Specifically made for two to five players 13 years old and above, and with a 90-minute playing time, this board game offers two different experiences.
One experience features the Roman Empire, with 30 cities for three to five players, while the other features Roman Italy, with 25 cities for two to four players.
As a strategic game, Concordia requires advanced planning and a keen eye to predict your opponent’s moves. Make wise decisions and solve problems quickly to achieve victory.
11. Betrayal at House on the Hill
Betrayal at House on the Hill is an excellent choice if you like deception and survival games. It is an intensely exciting suspense and horror board game that allows you to build your own haunted house and come up with blood-curdling scenarios.
This is the third edition of the game and has additional game elements and characters. Like the previous versions, it is still a cooperative strategy game, so everyone is expected to contribute to achieving victory.
Note, however, the house turns one of the players against the others. This is a game of deception, so your goal is not just to get out of the house, but also to find the traitor among you.
We highly recommend this board game, whether you are a beginner or an expert in board gaming. It has simple concepts and instructions, and its mechanics are easy to learn and understand.
12. Blood Rage
Blood Rage is “an all-out brawl.” It is a battle for glory, and clearly not for the faint of heart. You fight against each other over territories, monsters, and treasures. You need to be aggressive and hungry for power if you want to win the game.
You also need to have good strategy if you want to have a chance at winning. Devising a well-planned course of action before the game starts is advisable. Otherwise, you will be eaten—not just by monsters, but by your opponents as well. Of course, you also need to be adaptable as the game proceeds.
The average playtime for this board game is around 60-90 minutes, but that depends on how strategic and competitive the players are. We recommend the game for expert board gamers, as it may seem difficult for beginners if they are not used to RPGs.
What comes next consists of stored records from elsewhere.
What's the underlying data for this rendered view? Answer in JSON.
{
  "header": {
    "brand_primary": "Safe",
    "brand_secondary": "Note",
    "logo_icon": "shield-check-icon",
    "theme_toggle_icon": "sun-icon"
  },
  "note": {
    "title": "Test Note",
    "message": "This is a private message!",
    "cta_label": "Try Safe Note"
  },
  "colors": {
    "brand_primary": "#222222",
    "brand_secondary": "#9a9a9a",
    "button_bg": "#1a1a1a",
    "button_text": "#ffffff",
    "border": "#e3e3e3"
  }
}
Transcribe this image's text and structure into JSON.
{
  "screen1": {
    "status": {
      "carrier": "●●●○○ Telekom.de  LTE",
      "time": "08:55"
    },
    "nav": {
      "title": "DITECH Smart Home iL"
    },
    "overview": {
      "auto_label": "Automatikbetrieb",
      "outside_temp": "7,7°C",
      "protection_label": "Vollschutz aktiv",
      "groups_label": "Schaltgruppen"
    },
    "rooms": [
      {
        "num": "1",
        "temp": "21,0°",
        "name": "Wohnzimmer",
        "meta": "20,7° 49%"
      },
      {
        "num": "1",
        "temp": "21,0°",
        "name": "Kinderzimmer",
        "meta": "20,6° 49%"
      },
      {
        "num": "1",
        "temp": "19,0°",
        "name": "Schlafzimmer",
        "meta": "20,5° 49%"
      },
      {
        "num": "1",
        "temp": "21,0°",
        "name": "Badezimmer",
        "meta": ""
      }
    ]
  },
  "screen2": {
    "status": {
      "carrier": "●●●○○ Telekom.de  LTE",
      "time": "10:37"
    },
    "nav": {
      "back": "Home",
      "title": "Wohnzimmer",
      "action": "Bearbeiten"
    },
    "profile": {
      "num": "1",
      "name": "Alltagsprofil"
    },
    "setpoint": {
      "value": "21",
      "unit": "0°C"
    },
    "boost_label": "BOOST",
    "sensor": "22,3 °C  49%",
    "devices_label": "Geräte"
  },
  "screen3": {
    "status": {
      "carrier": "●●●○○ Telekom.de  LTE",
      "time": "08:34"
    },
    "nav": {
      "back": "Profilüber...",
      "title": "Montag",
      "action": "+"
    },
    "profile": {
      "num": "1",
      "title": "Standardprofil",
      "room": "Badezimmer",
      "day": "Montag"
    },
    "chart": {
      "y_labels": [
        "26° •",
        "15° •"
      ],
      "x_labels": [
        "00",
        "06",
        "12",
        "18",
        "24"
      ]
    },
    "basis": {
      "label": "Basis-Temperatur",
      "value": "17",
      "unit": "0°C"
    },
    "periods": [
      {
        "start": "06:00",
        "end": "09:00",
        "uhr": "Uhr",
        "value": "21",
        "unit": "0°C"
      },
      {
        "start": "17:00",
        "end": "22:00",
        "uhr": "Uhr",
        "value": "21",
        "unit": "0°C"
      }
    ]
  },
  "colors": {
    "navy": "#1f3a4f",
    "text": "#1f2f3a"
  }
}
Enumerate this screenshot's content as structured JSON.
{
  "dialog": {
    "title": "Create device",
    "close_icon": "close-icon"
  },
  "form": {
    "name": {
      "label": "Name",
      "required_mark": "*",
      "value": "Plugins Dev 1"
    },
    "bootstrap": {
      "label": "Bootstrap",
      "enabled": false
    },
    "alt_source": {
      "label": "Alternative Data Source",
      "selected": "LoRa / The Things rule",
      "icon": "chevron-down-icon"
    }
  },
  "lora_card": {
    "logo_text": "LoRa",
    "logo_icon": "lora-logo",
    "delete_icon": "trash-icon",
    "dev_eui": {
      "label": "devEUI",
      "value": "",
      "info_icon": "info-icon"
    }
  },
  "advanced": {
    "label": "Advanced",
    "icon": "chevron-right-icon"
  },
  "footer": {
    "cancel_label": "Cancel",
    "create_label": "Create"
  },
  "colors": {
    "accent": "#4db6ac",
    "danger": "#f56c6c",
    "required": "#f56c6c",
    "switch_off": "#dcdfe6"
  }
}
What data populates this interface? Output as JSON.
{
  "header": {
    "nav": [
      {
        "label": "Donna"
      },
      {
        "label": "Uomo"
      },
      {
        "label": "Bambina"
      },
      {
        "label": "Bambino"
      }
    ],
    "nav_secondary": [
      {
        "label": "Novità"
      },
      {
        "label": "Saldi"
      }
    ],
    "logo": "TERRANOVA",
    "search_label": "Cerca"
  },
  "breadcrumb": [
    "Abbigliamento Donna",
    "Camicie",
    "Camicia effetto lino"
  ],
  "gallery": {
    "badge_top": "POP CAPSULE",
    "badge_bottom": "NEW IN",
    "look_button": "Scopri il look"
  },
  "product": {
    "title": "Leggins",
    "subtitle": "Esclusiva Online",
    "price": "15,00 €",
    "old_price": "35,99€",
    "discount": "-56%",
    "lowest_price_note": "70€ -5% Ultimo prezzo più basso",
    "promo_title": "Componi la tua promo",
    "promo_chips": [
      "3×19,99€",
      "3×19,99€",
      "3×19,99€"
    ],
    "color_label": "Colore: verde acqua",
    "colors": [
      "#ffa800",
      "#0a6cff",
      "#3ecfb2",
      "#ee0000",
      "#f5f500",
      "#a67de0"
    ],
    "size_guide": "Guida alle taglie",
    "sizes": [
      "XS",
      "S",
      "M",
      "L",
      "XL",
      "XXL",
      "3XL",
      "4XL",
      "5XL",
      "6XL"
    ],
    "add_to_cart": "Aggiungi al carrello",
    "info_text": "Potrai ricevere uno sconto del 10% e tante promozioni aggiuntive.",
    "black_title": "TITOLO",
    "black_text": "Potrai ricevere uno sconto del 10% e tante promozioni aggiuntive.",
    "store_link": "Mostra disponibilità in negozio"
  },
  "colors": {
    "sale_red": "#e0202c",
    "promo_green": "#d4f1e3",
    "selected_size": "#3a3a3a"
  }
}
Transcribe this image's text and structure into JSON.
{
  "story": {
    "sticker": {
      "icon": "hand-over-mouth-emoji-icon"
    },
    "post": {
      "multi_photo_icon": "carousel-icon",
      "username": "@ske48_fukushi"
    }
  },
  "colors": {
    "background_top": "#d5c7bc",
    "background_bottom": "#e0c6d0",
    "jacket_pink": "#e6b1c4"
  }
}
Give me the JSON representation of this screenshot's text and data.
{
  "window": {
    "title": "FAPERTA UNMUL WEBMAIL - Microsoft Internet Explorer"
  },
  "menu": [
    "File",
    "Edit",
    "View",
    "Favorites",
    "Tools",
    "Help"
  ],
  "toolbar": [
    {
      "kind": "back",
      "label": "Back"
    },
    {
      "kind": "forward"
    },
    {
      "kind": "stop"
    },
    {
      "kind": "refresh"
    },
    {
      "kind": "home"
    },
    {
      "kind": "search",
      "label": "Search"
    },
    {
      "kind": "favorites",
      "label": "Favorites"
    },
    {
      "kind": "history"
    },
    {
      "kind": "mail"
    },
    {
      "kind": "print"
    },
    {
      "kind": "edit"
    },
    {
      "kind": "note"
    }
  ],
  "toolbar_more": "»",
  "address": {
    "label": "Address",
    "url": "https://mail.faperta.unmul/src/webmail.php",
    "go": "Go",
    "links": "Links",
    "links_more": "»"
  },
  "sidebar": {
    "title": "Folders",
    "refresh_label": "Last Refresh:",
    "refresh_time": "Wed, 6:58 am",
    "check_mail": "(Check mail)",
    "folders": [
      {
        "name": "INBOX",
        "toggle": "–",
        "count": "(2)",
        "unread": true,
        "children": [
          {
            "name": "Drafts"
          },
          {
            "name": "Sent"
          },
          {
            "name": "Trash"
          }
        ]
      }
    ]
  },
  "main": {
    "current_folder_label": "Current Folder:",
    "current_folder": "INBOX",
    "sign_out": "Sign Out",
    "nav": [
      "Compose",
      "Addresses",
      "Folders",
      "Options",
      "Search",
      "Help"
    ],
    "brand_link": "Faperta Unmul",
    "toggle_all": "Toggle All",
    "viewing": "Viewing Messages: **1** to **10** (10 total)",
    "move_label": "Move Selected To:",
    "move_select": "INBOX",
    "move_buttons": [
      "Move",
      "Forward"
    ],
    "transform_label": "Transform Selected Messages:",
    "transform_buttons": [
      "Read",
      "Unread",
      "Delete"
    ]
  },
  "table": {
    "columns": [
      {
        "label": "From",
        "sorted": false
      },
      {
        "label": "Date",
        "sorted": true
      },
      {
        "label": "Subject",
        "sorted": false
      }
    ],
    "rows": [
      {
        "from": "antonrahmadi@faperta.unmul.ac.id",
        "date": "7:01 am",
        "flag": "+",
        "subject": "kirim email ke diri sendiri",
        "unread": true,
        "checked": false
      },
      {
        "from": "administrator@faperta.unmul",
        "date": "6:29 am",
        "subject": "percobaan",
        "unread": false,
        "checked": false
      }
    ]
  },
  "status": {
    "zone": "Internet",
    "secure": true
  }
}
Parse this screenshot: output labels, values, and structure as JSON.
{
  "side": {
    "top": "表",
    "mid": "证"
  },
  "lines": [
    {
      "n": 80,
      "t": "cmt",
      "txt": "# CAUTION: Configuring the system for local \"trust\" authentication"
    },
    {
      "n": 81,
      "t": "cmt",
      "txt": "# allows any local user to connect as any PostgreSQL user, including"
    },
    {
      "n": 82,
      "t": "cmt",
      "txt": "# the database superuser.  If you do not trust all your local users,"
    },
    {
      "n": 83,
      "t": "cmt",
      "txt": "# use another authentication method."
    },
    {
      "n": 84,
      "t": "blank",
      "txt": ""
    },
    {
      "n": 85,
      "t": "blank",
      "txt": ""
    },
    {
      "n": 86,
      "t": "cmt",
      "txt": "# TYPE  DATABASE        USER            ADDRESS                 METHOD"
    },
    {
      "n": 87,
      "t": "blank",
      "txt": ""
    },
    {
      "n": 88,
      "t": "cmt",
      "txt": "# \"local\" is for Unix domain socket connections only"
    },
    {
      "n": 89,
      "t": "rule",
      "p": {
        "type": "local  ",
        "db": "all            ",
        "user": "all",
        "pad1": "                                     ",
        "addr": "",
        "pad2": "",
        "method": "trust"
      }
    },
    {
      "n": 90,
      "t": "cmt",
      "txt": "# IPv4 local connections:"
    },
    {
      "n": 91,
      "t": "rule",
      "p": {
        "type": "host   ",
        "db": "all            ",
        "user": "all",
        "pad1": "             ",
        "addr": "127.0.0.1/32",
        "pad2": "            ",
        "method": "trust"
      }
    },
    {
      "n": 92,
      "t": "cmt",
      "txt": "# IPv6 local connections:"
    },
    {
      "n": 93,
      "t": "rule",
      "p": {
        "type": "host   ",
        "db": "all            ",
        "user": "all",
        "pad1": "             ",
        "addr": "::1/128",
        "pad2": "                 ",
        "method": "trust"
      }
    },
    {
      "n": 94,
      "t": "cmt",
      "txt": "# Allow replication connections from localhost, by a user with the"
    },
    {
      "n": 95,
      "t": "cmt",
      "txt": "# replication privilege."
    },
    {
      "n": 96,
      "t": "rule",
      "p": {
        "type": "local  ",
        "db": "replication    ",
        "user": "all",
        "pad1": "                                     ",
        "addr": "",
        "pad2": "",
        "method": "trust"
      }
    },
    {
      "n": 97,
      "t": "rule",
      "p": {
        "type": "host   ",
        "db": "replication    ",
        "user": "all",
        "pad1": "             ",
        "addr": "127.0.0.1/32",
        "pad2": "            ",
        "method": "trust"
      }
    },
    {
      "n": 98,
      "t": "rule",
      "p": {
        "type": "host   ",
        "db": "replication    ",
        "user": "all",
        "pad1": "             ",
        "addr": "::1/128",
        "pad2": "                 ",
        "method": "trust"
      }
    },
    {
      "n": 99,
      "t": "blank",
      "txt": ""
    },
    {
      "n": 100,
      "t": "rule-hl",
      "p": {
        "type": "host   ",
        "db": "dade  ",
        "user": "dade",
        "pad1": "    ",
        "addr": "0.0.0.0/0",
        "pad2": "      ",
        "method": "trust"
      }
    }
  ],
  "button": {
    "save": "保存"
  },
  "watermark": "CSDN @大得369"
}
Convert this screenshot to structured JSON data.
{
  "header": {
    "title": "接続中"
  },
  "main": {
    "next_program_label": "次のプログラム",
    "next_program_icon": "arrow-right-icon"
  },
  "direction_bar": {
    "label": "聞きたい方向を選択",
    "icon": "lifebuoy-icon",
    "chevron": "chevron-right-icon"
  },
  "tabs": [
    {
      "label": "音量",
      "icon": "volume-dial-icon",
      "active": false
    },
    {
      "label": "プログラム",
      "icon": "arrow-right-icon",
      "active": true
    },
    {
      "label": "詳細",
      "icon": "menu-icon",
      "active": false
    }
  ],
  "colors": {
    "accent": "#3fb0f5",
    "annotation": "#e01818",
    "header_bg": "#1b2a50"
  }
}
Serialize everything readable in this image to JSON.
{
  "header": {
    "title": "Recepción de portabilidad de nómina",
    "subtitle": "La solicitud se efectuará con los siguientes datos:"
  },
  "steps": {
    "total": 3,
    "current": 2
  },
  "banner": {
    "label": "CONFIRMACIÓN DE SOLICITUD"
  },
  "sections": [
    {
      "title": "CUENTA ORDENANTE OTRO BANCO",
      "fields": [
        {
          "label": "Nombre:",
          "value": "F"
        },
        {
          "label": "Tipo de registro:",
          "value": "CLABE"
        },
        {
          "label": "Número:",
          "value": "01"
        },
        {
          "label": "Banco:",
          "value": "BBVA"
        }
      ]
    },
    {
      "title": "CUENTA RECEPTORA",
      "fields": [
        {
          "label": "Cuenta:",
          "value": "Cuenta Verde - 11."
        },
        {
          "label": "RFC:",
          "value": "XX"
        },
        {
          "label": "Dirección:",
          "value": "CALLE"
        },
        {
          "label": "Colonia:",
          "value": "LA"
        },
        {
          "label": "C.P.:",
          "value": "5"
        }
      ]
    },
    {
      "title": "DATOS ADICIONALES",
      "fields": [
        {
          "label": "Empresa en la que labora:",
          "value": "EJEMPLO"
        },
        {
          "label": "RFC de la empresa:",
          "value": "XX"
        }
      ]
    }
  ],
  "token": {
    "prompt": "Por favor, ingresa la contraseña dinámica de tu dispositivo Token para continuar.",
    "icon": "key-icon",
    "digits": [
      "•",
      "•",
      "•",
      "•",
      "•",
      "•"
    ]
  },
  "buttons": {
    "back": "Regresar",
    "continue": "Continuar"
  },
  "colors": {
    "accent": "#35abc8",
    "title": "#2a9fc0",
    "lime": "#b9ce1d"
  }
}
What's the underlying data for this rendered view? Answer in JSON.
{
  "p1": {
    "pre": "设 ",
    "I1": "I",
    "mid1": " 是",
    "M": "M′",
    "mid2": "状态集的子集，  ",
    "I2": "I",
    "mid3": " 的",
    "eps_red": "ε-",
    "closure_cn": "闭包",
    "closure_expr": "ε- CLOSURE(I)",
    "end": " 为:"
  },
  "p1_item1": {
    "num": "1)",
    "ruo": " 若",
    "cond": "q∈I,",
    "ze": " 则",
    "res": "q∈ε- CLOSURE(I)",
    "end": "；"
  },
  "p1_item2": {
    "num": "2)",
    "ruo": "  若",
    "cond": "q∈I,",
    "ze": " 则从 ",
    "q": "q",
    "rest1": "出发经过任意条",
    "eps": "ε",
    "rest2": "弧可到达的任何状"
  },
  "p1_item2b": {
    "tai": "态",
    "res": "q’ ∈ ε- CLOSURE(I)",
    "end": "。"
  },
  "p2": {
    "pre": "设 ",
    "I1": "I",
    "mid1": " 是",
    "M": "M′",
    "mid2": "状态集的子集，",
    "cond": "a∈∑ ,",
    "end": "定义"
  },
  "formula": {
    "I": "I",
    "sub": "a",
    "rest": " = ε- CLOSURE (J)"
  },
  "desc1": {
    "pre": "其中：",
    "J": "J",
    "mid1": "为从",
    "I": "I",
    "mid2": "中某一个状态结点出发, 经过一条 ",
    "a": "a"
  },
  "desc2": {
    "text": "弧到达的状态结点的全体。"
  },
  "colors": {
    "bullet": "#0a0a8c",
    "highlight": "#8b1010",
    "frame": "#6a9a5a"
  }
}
13. Brass Birmingham
Brass Birmingham takes us back to the Industrial Revolution, when businessmen and entrepreneurs competed for the top positions in their industries. In this game, the goal is to “develop, build, and establish industries and networks, in an effort to exploit low or high market demands.”
To that end, you need to have an entrepreneurial and economic mind to win this game. After all, you need to review, study, and set trends to achieve your goals. Players take turns making their moves, so you have to strategize carefully before doing anything.
We highly suggest this board game to those who are business-minded and able to make wise decisions under pressure.
14. Arkham Horror
Some people say Arkham Horror is the best RPG board game ever made—especially for those who like suspense, thrill, and horror.
Based on H.P. Lovecraft’s mystery and horror stories, this game has a way of making its players feel the chills. Due to the games well-thought-out theme and fantastically designed cards, you are in for a wonderful treat with your friends on game night.
Gloomhaven is a Euro-style board game best for those who like tactical combat gaming. It is an RPG, except that you choose your own adventure instead of playing a predetermined one. You take the role of an adventurer ready to take on beasts and escape dungeons and caves.
As an RPG, this game lets you acquire skills and abilities by discovering powers in hidden locations. It also gives you the freedom of choice in regard to which power you would like to use whenever you encounter monsters and creatures. As such, you need to strategize well to win.
This board game is effective both for solo and cooperative gaming. It can accommodate up to four players—the more brains working together, the better.
Final Thoughts on the Best 4-Player Board Games
There you go! We hope you enjoyed our list of the best four-player board games. Hopefully we were able to help you find one that suits your needs.
If you are looking for other types of board games, you may also want to check our other lists: